I’m Eric Lanigan with Lanigan and Lanigan
attorneys in Winter Park. Want to talk for a minute about a question that comes up a
great deal these days and that is if a person has finished a bankruptcy a Chapter 7 bankruptcy
and now they want to seek a modification of their home mortgage and lets say that this
is a home mortgage that they did not reaffirm the debt in their bankruptcy. So technically
they have been discharged from the debt obligation but of course the bank still holds a mortgage
lien on the property. They’re continuing to make payments so they’re not going into foreclosure
but they want to see about modifying the loan maybe getting a lower payment even though
they’re voluntarily making it and the question I’m constantly asked is, ‘if I enter into
a modification agreement am I creating a legal obligation to pay the bank back. In other
words am I reinstituting a legal obligation. And the answer is simply no. For instance
in a HAMP Manual that deals with the Home Affordable Mortgage Plan, one of the government
plans, the government specifically says that you are not reaffirming the debt or reinstituting
the liability. One thing we recommend in any type of HAMP modification that we include
this specific sentence and I’m going to quote it, ‘I was discharged in a Chapter 7 bankruptcy
proceeding subsequent to the execution to the loan documents. Based upon this representation
the lender agrees that I will not have personal liability on the debt pursuant to this agreement. So that’s being very explicit that there is
not personal liability in fact language similar to that probably out to be added to any loan
modification agreement and if the lender acknowledges or agrees that the loan modification agreement
is not recreating the debt liability, there shouldn’t be any objection to that sentence
being in there. And if they do object to it, they’re giving you a pretty good clue of what

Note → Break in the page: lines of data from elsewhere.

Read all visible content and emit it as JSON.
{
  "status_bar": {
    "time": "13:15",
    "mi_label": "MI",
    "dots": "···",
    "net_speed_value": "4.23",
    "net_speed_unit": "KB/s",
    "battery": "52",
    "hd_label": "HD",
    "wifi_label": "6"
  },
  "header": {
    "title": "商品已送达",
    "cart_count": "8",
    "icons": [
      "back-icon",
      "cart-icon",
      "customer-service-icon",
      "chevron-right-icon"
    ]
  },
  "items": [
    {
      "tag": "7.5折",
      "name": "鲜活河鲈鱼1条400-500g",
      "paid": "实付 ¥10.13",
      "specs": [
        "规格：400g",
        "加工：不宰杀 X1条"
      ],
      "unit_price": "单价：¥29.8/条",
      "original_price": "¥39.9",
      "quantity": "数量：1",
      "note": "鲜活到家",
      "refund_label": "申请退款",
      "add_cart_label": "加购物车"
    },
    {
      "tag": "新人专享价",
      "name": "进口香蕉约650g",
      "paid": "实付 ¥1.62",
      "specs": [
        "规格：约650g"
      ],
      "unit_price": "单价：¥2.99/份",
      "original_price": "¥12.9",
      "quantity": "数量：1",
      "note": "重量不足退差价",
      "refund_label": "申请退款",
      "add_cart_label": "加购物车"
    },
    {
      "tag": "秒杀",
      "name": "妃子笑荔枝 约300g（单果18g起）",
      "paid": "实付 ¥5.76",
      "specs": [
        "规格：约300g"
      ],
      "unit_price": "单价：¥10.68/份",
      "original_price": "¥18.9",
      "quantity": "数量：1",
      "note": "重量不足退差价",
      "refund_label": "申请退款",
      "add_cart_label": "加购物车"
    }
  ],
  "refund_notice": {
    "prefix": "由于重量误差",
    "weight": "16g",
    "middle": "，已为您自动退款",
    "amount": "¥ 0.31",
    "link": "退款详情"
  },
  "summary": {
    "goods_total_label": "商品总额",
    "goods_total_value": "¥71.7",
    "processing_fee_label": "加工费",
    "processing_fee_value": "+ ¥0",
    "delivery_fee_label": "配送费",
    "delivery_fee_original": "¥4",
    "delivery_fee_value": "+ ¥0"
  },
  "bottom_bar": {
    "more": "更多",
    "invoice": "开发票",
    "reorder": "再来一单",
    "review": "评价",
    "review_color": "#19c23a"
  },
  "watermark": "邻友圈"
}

they think the legal ramifications of this whole thing is going to be. The reason that the modification agreement
does not reaffirm the debt or recreate the debt, because under bankruptcy law there is
only one way to reaffirm a secured debt and that is to enter into a reaffirmation agreement.
Have it filed with and approved by the court during the course of your bankruptcy proceeding.
Most bankruptcy lawyers are of the position that if you didn’t do that then it really
doesn’t matter what you sign after the bankruptcy is closed. I would be more cautious than that because
what I found many times is that you may be technically right, but four or five years
down the road, you may spend five or ten thousand dollars proving that you’re technically right.
Whereas if you put that type of language in there that I referred to a moment ago the
matter is resolved now, and it’s not a matter of ‘well I’ll prove it if I have to’ because
proving anything in court is always an expensive proposition. One of the other things you need to take into
consideration is, is it a loan modification or is it a refinancing. Because Regardless
of what the title to the document says, if in all those pages of the print that you need
a magnifying glass to read the agreement is in substance a refinancing of the property
and not a modification of the original loan, then you are creating a new legal obligation
when you sign that document. So don’t rely on the title the law will always apply substance
over form. Titles don’t necessarily dictate what something is as a matter of substance. Now one of the other questions that comes
up is, well does the bank have to engage in a modification conversation with me and do
they have to offer me the same type of modification that they would offer to someone who hasn’t
gone through bankruptcy, well the answer to that is that there is no law on that point.
Other than what I mentioned about the HAMP program a minute ago. On an individual loan,
it can be up to the individual lenders to decide at what point and time they want to
consider a modification. From our own experience here we’re constantly
involved in modifying loans that have been discharged in bankruptcy in fact we often
find it much easier to modify those loans because the bank is over the idea that they
have this big legal obligation hanging over their head they recognize the fact that if
it’s been discharged in bankruptcy they don’t have that so the conversation really now is
about what the property is worth, not what you owe because you don’t owe anything. So
there is no law on that point. Keep in mind, you can get a modification where
people are getting them all the time, it does not in and of itself create a new legal obligation
or reinstitution of the obligation that was discharged, but make sure you’re actually
doing a loan modification and not a refinancing and the best way to do that is have a lawyer
knowledgeable in the subject review the agreement before you sign it. Again I’m Eric Lanigan, of Lanigan and Lanigan
in Winter Park, Florida.